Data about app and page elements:
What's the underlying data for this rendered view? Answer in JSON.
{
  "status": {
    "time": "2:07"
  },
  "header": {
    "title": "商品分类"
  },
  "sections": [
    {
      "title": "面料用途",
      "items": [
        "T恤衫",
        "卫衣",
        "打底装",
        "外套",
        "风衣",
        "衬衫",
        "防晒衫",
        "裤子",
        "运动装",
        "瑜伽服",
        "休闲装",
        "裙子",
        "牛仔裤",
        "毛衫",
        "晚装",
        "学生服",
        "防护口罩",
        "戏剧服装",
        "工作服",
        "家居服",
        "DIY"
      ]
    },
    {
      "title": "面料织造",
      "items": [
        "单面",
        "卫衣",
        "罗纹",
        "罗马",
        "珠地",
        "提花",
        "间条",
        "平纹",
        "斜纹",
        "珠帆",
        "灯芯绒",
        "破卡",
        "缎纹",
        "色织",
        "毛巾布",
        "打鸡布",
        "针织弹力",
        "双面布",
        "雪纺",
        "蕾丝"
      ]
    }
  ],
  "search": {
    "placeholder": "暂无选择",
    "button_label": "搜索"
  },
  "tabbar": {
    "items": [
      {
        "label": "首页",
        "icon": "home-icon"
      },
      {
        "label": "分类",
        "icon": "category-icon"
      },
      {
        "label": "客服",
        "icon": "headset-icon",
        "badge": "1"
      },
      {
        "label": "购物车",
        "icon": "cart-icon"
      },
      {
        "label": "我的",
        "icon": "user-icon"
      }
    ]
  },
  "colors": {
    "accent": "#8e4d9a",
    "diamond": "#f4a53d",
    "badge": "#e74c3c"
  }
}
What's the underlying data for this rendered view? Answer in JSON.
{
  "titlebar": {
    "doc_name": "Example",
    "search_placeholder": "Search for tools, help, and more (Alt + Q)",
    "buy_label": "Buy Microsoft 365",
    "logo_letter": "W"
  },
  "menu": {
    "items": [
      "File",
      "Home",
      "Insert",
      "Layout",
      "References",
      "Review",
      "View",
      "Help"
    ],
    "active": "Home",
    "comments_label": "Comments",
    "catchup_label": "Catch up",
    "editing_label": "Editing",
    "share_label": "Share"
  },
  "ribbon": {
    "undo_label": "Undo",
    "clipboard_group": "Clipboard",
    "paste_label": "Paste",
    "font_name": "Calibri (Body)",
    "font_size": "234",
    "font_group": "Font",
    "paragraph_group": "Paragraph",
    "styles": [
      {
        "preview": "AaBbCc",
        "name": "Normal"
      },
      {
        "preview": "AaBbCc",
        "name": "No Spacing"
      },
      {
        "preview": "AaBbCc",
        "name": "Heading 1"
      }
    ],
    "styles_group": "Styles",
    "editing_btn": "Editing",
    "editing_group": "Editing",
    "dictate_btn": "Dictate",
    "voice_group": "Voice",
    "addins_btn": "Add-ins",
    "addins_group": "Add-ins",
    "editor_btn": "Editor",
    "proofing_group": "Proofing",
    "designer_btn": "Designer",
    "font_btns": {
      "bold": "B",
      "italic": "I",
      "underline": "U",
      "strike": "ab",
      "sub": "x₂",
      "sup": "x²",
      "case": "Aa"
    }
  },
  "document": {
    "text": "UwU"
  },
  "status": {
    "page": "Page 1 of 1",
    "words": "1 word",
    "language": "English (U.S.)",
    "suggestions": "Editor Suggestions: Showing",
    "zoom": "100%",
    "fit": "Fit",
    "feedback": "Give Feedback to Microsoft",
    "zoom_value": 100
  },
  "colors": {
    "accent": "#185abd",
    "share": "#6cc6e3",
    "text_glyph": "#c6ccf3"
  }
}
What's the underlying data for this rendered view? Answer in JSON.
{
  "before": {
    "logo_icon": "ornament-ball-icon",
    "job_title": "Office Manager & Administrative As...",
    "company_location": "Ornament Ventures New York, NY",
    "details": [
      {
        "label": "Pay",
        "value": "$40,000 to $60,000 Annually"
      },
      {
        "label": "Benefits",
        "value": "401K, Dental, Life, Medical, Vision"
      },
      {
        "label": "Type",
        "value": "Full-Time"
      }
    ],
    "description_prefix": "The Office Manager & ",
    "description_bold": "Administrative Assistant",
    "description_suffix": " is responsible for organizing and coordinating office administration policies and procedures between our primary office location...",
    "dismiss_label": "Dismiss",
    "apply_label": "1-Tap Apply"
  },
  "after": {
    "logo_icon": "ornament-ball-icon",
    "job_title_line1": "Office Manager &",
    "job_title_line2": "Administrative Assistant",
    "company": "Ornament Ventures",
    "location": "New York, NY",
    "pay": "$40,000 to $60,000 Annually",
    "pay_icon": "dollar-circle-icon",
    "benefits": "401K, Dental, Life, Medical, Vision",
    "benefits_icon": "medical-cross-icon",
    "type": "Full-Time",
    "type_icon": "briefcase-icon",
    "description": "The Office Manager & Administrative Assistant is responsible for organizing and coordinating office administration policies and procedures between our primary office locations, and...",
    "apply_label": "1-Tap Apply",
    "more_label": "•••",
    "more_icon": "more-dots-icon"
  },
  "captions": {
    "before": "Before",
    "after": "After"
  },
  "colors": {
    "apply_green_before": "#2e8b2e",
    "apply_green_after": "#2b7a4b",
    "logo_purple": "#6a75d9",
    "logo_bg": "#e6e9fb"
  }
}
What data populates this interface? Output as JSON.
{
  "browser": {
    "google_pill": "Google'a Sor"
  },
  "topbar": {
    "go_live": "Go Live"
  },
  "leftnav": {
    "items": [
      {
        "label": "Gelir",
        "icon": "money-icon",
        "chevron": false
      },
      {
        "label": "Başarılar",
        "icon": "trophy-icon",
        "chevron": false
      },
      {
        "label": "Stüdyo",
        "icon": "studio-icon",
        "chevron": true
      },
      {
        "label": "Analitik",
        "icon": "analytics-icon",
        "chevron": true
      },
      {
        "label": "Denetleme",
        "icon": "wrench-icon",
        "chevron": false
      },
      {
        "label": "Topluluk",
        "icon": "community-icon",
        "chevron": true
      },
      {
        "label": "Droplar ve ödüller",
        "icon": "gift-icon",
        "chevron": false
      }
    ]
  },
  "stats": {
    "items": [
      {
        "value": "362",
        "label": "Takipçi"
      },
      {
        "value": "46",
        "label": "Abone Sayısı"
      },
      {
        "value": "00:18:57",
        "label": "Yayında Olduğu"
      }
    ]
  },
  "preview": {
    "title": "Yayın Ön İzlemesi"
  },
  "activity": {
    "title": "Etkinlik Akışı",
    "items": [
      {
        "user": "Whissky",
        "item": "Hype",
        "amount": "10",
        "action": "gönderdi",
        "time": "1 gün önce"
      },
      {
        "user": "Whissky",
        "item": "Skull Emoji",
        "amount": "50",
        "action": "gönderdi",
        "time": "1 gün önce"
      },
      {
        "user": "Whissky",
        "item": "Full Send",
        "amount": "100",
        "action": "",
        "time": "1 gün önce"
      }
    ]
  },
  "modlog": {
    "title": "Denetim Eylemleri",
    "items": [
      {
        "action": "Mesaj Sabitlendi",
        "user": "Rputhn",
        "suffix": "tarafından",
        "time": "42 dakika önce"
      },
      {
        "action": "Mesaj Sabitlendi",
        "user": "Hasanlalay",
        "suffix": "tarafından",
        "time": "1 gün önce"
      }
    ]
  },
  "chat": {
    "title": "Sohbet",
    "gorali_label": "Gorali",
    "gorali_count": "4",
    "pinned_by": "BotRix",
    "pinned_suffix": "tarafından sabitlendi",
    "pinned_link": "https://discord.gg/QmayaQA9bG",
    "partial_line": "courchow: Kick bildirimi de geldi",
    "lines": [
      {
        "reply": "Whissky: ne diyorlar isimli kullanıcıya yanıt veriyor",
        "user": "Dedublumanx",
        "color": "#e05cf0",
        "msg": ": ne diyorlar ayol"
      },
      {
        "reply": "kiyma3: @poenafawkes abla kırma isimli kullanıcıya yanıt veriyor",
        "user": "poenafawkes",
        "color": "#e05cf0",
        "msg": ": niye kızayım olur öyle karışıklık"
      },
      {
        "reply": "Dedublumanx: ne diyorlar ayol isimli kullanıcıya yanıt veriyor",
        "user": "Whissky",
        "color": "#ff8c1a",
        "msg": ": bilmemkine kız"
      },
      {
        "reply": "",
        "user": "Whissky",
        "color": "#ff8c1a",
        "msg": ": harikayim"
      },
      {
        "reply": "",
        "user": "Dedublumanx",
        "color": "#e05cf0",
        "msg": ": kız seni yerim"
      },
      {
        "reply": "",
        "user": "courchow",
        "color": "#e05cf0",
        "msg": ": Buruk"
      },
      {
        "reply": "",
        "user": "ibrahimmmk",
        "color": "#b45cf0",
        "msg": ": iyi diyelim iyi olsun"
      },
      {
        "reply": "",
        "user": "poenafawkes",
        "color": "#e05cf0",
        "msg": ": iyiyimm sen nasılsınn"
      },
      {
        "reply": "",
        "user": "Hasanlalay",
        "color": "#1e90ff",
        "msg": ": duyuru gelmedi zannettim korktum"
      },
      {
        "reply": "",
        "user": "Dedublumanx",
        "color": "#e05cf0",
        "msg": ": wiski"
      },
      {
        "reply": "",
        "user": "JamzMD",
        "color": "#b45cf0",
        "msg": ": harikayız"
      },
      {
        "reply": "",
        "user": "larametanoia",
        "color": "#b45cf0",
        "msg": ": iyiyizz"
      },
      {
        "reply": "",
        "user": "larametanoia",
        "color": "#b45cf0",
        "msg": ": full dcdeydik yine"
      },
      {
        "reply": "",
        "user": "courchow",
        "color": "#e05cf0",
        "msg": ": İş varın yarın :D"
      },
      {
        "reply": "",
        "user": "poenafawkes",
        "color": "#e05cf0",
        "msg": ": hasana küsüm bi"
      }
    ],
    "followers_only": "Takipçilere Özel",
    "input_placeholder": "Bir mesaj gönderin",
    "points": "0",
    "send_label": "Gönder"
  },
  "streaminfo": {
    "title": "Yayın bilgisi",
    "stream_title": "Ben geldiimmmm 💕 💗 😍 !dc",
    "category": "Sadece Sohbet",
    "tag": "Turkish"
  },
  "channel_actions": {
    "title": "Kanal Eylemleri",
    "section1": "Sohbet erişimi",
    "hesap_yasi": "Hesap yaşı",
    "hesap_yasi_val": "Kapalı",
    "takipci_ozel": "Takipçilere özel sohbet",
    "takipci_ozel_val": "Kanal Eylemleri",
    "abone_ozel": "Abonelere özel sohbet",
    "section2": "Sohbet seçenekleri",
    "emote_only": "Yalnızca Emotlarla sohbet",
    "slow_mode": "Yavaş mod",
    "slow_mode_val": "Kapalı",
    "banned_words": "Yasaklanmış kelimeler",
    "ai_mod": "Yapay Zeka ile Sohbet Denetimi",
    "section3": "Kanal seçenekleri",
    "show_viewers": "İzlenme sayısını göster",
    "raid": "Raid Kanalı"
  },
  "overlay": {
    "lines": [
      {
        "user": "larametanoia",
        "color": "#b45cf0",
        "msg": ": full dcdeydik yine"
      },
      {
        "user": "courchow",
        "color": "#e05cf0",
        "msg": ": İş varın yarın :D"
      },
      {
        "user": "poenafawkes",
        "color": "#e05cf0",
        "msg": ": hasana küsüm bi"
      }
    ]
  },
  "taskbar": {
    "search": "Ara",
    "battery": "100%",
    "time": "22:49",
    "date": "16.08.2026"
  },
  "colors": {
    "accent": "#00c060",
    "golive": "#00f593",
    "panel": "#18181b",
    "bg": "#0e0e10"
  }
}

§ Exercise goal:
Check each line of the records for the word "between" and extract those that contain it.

§ Result for this task:
    "description_suffix": " is responsible for organizing and coordinating office administration policies and procedures between our primary office location...",
    "description": "The Office Manager & Administrative Assistant is responsible for organizing and coordinating office administration policies and procedures between our primary office locations, and...",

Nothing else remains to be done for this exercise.